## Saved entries
* * *
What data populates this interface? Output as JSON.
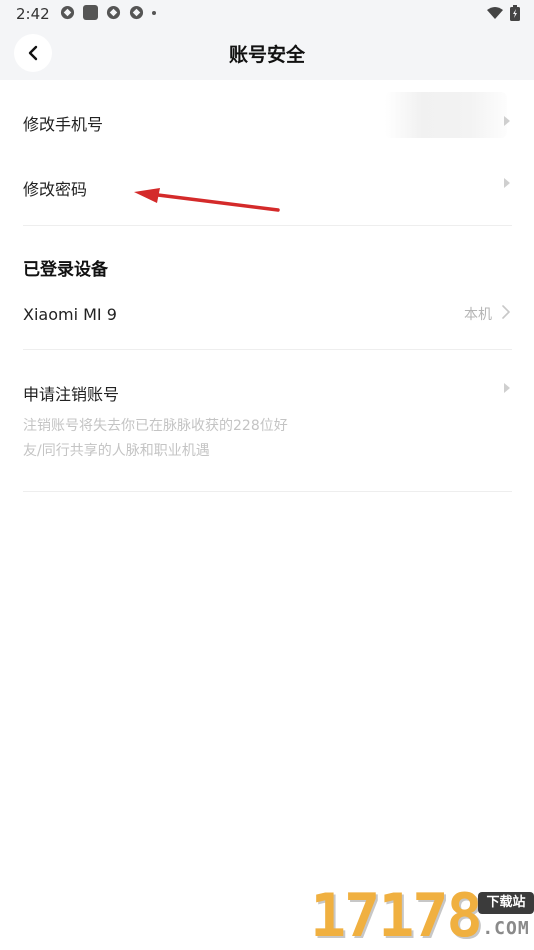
{
  "status_bar": {
    "time": "2:42"
  },
  "header": {
    "title": "账号安全",
    "back_icon": "chevron-left-icon"
  },
  "account": {
    "change_phone_label": "修改手机号",
    "change_password_label": "修改密码"
  },
  "devices": {
    "section_title": "已登录设备",
    "device_name": "Xiaomi MI 9",
    "device_note": "本机"
  },
  "deactivate": {
    "label": "申请注销账号",
    "description_line1": "注销账号将失去你已在脉脉收获的228位好",
    "description_line2": "友/同行共享的人脉和职业机遇"
  },
  "watermark": {
    "digits": "17178",
    "badge": "下载站",
    "domain": ".COM"
  },
  "colors": {
    "header_bg": "#f4f5f7",
    "annotation_arrow": "#d42a2a",
    "watermark_orange": "#f0b040"
  }
}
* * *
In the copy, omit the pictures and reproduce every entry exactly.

What data populates this interface? Output as JSON.
{
  "status_bar": {
    "time": "2:42"
  },
  "header": {
    "title": "账号安全",
    "back_icon": "chevron-left-icon"
  },
  "account": {
    "change_phone_label": "修改手机号",
    "change_password_label": "修改密码"
  },
  "devices": {
    "section_title": "已登录设备",
    "device_name": "Xiaomi MI 9",
    "device_note": "本机"
  },
  "deactivate": {
    "label": "申请注销账号",
    "description_line1": "注销账号将失去你已在脉脉收获的228位好",
    "description_line2": "友/同行共享的人脉和职业机遇"
  },
  "watermark": {
    "digits": "17178",
    "badge": "下载站",
    "domain": ".COM"
  },
  "colors": {
    "header_bg": "#f4f5f7",
    "annotation_arrow": "#d42a2a",
    "watermark_orange": "#f0b040"
  }
}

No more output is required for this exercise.